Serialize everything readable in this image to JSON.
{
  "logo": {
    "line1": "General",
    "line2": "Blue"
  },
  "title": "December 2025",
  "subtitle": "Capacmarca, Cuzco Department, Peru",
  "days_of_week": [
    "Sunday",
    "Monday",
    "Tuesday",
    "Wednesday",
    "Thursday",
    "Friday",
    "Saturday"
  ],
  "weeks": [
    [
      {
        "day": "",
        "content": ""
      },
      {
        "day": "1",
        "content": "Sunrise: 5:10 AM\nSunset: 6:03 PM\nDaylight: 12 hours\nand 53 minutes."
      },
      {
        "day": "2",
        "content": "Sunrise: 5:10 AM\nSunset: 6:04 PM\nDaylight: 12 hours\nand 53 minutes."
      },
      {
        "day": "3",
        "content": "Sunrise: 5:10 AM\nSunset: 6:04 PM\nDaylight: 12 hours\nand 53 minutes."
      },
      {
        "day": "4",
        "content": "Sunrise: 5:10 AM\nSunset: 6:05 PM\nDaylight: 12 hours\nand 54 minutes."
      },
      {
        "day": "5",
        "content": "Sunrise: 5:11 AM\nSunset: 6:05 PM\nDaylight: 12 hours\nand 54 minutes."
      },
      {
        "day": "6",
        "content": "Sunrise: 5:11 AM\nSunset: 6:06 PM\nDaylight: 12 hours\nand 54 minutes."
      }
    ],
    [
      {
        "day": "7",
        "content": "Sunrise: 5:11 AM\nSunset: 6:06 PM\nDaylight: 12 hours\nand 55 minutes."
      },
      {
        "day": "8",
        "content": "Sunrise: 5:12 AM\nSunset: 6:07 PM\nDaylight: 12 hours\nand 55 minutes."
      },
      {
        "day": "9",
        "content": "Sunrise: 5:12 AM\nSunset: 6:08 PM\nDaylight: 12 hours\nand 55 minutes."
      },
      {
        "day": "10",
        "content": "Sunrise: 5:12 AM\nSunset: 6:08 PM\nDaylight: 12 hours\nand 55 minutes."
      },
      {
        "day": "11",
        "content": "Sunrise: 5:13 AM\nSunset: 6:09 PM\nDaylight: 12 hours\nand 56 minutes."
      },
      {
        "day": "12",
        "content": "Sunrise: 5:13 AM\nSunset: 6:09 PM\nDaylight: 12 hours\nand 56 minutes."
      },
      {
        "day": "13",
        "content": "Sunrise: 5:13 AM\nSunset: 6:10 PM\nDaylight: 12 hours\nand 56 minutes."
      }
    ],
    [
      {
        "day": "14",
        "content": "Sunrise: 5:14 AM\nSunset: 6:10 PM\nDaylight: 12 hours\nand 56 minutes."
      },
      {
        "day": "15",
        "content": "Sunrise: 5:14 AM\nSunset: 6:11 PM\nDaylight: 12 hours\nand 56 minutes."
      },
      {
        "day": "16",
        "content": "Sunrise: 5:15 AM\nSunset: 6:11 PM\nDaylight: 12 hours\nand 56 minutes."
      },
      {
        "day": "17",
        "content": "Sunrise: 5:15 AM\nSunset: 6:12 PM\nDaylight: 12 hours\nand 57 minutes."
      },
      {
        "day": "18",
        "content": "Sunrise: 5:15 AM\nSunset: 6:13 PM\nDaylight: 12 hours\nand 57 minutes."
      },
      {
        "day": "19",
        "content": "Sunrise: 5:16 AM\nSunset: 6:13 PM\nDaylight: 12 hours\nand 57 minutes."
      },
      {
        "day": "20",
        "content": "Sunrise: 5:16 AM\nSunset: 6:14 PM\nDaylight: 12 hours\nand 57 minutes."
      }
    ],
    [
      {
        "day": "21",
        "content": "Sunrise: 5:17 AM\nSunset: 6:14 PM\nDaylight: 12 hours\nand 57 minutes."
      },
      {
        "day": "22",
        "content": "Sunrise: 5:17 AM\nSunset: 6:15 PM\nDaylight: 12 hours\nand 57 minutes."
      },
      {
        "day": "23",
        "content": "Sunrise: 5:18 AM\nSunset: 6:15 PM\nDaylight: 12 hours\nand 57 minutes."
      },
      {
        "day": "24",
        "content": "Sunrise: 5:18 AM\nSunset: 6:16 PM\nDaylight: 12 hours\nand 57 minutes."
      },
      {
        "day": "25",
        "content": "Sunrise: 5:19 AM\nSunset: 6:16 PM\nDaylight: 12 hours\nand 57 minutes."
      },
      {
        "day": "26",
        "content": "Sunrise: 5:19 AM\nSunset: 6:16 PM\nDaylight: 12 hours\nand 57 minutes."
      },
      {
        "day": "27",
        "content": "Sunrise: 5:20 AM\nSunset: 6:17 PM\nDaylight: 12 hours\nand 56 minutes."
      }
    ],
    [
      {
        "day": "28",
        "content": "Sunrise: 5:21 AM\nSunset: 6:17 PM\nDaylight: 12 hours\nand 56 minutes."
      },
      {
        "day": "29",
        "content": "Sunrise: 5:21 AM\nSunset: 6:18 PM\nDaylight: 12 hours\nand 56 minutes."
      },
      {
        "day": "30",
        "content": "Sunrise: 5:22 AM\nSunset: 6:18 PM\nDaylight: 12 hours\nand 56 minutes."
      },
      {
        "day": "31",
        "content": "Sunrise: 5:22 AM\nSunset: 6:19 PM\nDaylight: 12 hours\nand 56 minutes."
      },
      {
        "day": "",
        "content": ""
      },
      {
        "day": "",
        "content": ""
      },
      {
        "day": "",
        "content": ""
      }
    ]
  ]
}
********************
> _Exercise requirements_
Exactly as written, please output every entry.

> _Exercise solution_
Serialize everything readable in this image to JSON.
{
  "logo": {
    "line1": "General",
    "line2": "Blue"
  },
  "title": "December 2025",
  "subtitle": "Capacmarca, Cuzco Department, Peru",
  "days_of_week": [
    "Sunday",
    "Monday",
    "Tuesday",
    "Wednesday",
    "Thursday",
    "Friday",
    "Saturday"
  ],
  "weeks": [
    [
      {
        "day": "",
        "content": ""
      },
      {
        "day": "1",
        "content": "Sunrise: 5:10 AM\nSunset: 6:03 PM\nDaylight: 12 hours\nand 53 minutes."
      },
      {
        "day": "2",
        "content": "Sunrise: 5:10 AM\nSunset: 6:04 PM\nDaylight: 12 hours\nand 53 minutes."
      },
      {
        "day": "3",
        "content": "Sunrise: 5:10 AM\nSunset: 6:04 PM\nDaylight: 12 hours\nand 53 minutes."
      },
      {
        "day": "4",
        "content": "Sunrise: 5:10 AM\nSunset: 6:05 PM\nDaylight: 12 hours\nand 54 minutes."
      },
      {
        "day": "5",
        "content": "Sunrise: 5:11 AM\nSunset: 6:05 PM\nDaylight: 12 hours\nand 54 minutes."
      },
      {
        "day": "6",
        "content": "Sunrise: 5:11 AM\nSunset: 6:06 PM\nDaylight: 12 hours\nand 54 minutes."
      }
    ],
    [
      {
        "day": "7",
        "content": "Sunrise: 5:11 AM\nSunset: 6:06 PM\nDaylight: 12 hours\nand 55 minutes."
      },
      {
        "day": "8",
        "content": "Sunrise: 5:12 AM\nSunset: 6:07 PM\nDaylight: 12 hours\nand 55 minutes."
      },
      {
        "day": "9",
        "content": "Sunrise: 5:12 AM\nSunset: 6:08 PM\nDaylight: 12 hours\nand 55 minutes."
      },
      {
        "day": "10",
        "content": "Sunrise: 5:12 AM\nSunset: 6:08 PM\nDaylight: 12 hours\nand 55 minutes."
      },
      {
        "day": "11",
        "content": "Sunrise: 5:13 AM\nSunset: 6:09 PM\nDaylight: 12 hours\nand 56 minutes."
      },
      {
        "day": "12",
        "content": "Sunrise: 5:13 AM\nSunset: 6:09 PM\nDaylight: 12 hours\nand 56 minutes."
      },
      {
        "day": "13",
        "content": "Sunrise: 5:13 AM\nSunset: 6:10 PM\nDaylight: 12 hours\nand 56 minutes."
      }
    ],
    [
      {
        "day": "14",
        "content": "Sunrise: 5:14 AM\nSunset: 6:10 PM\nDaylight: 12 hours\nand 56 minutes."
      },
      {
        "day": "15",
        "content": "Sunrise: 5:14 AM\nSunset: 6:11 PM\nDaylight: 12 hours\nand 56 minutes."
      },
      {
        "day": "16",
        "content": "Sunrise: 5:15 AM\nSunset: 6:11 PM\nDaylight: 12 hours\nand 56 minutes."
      },
      {
        "day": "17",
        "content": "Sunrise: 5:15 AM\nSunset: 6:12 PM\nDaylight: 12 hours\nand 57 minutes."
      },
      {
        "day": "18",
        "content": "Sunrise: 5:15 AM\nSunset: 6:13 PM\nDaylight: 12 hours\nand 57 minutes."
      },
      {
        "day": "19",
        "content": "Sunrise: 5:16 AM\nSunset: 6:13 PM\nDaylight: 12 hours\nand 57 minutes."
      },
      {
        "day": "20",
        "content": "Sunrise: 5:16 AM\nSunset: 6:14 PM\nDaylight: 12 hours\nand 57 minutes."
      }
    ],
    [
      {
        "day": "21",
        "content": "Sunrise: 5:17 AM\nSunset: 6:14 PM\nDaylight: 12 hours\nand 57 minutes."
      },
      {
        "day": "22",
        "content": "Sunrise: 5:17 AM\nSunset: 6:15 PM\nDaylight: 12 hours\nand 57 minutes."
      },
      {
        "day": "23",
        "content": "Sunrise: 5:18 AM\nSunset: 6:15 PM\nDaylight: 12 hours\nand 57 minutes."
      },
      {
        "day": "24",
        "content": "Sunrise: 5:18 AM\nSunset: 6:16 PM\nDaylight: 12 hours\nand 57 minutes."
      },
      {
        "day": "25",
        "content": "Sunrise: 5:19 AM\nSunset: 6:16 PM\nDaylight: 12 hours\nand 57 minutes."
      },
      {
        "day": "26",
        "content": "Sunrise: 5:19 AM\nSunset: 6:16 PM\nDaylight: 12 hours\nand 57 minutes."
      },
      {
        "day": "27",
        "content": "Sunrise: 5:20 AM\nSunset: 6:17 PM\nDaylight: 12 hours\nand 56 minutes."
      }
    ],
    [
      {
        "day": "28",
        "content": "Sunrise: 5:21 AM\nSunset: 6:17 PM\nDaylight: 12 hours\nand 56 minutes."
      },
      {
        "day": "29",
        "content": "Sunrise: 5:21 AM\nSunset: 6:18 PM\nDaylight: 12 hours\nand 56 minutes."
      },
      {
        "day": "30",
        "content": "Sunrise: 5:22 AM\nSunset: 6:18 PM\nDaylight: 12 hours\nand 56 minutes."
      },
      {
        "day": "31",
        "content": "Sunrise: 5:22 AM\nSunset: 6:19 PM\nDaylight: 12 hours\nand 56 minutes."
      },
      {
        "day": "",
        "content": ""
      },
      {
        "day": "",
        "content": ""
      },
      {
        "day": "",
        "content": ""
      }
    ]
  ]
}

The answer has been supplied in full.